New members elected Tuesday will take office Jan. 8.

In District 6, Ron Rosales led his challengers, Walt Chappell and Shirley Jefferson, with 48 percent of the vote. Rosales, 52, who teaches high school in Haysville, will become the school board’s first Hispanic member.

“Initially, my biggest motivation was to really just help represent this community. A lot of the Hispanics … are not represented” on local boards, said Rosales, who watched election results from home with his wife and family.

Hispanic children make up the largest segment of students by race in the Wichita district.

“As time went on, I really felt the burden to … restore some credibility back to the school board,” Rosales said.

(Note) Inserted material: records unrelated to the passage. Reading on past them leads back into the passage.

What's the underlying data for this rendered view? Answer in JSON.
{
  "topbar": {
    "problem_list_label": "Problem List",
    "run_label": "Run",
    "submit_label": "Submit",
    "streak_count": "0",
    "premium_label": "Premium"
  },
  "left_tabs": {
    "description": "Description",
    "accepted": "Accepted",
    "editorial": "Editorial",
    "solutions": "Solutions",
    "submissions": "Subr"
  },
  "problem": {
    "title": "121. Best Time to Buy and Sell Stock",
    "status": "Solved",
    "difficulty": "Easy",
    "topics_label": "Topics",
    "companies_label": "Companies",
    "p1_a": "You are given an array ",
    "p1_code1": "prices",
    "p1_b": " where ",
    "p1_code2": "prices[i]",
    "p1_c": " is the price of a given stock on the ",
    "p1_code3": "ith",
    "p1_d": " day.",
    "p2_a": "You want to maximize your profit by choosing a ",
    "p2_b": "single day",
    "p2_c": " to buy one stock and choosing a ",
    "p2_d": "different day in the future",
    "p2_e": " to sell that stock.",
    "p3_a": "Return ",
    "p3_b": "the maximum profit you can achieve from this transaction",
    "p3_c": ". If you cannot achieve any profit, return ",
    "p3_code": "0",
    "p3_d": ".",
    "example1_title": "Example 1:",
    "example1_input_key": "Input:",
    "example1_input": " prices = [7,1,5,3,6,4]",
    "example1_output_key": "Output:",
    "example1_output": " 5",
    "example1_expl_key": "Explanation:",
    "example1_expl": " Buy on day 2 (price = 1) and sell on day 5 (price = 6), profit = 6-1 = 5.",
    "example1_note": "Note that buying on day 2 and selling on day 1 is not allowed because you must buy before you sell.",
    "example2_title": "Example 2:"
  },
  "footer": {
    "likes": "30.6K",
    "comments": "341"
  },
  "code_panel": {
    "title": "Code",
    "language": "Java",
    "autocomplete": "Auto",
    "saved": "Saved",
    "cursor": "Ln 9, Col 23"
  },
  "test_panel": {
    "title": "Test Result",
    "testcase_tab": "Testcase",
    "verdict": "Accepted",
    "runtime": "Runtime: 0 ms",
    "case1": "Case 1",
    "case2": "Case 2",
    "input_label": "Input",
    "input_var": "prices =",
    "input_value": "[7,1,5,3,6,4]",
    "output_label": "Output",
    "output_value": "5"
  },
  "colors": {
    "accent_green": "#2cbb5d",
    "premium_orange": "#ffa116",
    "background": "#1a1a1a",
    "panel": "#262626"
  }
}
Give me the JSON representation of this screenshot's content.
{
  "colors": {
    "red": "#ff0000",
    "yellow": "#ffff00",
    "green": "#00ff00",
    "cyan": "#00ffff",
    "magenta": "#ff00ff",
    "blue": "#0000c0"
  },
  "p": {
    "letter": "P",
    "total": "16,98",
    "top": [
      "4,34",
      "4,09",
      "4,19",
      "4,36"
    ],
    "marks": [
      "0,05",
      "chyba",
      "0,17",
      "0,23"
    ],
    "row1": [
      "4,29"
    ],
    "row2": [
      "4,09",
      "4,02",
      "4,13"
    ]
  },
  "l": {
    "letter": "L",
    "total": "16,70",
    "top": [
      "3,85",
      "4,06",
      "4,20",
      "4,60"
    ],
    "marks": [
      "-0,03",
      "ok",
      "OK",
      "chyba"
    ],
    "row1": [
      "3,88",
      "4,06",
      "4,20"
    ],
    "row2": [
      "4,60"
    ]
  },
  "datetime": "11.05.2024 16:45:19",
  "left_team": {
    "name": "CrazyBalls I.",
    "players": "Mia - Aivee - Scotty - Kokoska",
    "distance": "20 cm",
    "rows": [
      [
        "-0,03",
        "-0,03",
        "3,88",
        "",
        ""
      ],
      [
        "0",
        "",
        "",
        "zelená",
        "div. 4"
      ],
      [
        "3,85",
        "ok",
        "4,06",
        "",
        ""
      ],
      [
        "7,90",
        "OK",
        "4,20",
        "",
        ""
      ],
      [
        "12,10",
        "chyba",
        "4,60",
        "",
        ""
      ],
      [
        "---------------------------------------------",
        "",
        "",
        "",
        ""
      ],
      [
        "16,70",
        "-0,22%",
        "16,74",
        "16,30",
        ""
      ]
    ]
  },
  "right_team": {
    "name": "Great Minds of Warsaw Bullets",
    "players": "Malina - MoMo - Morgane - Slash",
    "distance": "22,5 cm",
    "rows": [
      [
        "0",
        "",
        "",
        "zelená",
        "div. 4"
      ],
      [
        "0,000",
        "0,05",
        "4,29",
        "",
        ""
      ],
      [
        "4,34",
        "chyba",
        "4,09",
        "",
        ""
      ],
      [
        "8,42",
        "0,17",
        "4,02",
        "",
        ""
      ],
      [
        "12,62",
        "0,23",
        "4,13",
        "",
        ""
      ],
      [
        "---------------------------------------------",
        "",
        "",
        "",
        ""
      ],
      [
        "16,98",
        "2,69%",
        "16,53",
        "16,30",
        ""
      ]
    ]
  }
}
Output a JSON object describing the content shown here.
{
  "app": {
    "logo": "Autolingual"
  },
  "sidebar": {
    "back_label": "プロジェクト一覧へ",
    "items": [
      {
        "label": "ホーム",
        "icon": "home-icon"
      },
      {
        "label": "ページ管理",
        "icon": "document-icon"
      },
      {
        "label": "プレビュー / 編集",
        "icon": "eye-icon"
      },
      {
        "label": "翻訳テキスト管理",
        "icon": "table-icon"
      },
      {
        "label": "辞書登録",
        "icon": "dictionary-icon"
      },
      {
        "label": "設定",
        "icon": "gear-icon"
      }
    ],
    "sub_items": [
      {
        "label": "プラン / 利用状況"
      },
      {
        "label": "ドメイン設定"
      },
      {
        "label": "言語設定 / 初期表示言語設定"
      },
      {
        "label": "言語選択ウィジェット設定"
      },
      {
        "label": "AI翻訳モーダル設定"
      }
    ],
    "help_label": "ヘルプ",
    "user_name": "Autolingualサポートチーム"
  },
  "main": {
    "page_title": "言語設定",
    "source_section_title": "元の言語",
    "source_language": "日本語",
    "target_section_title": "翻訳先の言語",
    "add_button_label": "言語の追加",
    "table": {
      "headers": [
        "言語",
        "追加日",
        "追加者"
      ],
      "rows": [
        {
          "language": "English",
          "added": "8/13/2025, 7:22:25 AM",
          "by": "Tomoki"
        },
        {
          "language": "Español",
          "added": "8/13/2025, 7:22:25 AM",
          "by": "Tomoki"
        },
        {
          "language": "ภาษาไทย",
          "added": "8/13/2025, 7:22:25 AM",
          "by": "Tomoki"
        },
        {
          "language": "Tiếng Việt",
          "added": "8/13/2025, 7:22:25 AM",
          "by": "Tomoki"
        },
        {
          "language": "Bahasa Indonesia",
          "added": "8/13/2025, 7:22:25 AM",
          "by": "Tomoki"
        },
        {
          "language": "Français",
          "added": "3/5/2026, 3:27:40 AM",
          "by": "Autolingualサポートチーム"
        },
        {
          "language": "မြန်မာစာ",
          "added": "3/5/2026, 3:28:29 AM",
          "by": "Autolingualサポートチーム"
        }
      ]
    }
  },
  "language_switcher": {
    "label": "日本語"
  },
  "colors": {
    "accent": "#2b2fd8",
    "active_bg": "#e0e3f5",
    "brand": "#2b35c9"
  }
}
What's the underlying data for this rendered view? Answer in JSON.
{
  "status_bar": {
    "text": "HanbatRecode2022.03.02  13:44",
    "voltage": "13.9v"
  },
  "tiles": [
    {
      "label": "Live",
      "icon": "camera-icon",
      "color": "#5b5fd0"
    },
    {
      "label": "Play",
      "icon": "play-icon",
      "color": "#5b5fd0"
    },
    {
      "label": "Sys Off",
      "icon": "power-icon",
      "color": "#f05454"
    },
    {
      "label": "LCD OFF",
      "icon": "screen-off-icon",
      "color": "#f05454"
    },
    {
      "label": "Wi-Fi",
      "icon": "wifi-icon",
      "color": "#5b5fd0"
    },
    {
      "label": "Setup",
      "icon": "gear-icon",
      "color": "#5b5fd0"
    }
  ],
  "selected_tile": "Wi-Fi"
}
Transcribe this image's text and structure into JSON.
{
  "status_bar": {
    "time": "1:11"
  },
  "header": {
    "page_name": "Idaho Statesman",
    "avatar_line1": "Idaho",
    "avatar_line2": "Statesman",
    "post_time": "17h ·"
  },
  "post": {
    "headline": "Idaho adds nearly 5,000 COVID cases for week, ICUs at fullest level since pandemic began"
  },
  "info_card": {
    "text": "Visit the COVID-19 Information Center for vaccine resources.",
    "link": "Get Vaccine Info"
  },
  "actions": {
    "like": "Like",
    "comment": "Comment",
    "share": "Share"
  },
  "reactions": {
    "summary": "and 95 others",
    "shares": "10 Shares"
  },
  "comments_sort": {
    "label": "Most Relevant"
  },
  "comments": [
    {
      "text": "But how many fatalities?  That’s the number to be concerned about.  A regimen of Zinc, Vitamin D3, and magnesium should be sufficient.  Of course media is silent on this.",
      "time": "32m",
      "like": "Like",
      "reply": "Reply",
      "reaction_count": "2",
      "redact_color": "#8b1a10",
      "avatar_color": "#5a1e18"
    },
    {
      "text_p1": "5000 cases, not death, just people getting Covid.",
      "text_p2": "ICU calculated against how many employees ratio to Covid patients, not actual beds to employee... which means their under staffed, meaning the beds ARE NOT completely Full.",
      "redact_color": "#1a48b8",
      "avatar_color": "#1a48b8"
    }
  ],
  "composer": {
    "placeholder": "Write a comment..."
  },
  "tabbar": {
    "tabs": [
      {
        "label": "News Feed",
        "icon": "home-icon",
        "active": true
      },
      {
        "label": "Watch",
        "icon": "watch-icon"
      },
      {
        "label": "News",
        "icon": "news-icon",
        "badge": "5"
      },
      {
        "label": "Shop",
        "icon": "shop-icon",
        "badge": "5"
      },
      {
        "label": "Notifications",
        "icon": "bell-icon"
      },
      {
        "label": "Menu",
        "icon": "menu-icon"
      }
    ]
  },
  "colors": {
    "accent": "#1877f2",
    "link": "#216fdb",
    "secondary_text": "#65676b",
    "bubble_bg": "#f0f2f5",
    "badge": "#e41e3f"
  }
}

Julie Hedrick, who was director of facilities for the Wichita school district when she retired two years ago, bested opponents Trish Hileman and Debra Washington for the District 2 seat, with 43 percent of the vote.

District 2 includes College Hill, Crown Heights and much of east Wichita. The winner will replace board member Joy Eakins.

“I appreciate that the people of Wichita trust me to join the other Board of Education members to oversee the education of their children and grandchildren,” Hedrick said. “I will be glad to join the team, whoever that might be.”

Blankley, who attended a watch party at the Ambassador Hotel, said he felt positive and hoped his grassroots campaign would prove successful in the end. But he marveled at the closeness of his race against Arnold, the incumbent.

“I’ve been telling everyone who would listen that every vote counts, and I guess maybe they might believe me when they wake up in the morning and see how close this really is,” Blankley said.

“It’s beyond anything I ever really expected,” he said. “I’m pretty confident, but it’s going to come down to the wire.”

Arnold, who sought her third full term, said she would be disappointed if a final tally shows that she lost her seat on the board. But she planned to continue advocating for students, she said.

“Nothing really changes other than I’m not officially the District 1 representative,” Arnold said. “There are still some things I want to see done, and … I can probably be more effective, having been on the board and understanding the process.”

Tuesday’s election will mean more change for a school board that already has experienced some turnover recently.

On Monday night, just hours before the election, board member Barbara Fuller announced her resignation. The board plans to appoint her replacement in coming weeks. And Stan Reeser joined the board last month, replacing Jeff Davis, who resigned in September.

When newly elected board members take their seats in January, only two will have served more than a few months.

All this is happening after the board hired a new superintendent, Alicia Thompson, who took over her new job in June.

Several challengers, including Blankley, said change is needed on the board, pointing to what they say is a lack of transparency and public engagement at the board table. Others, including Hedrick, said the district is on the right path and making headway on several fronts.

Board members set policy and oversee a budget of $682 million for a district with about 50,000 students – the state’s largest. Members serve four-year terms and earn no pay for twice-monthly meetings and other work.

Suzanne Perez Tobias: 316-268-6567, @suzannetobias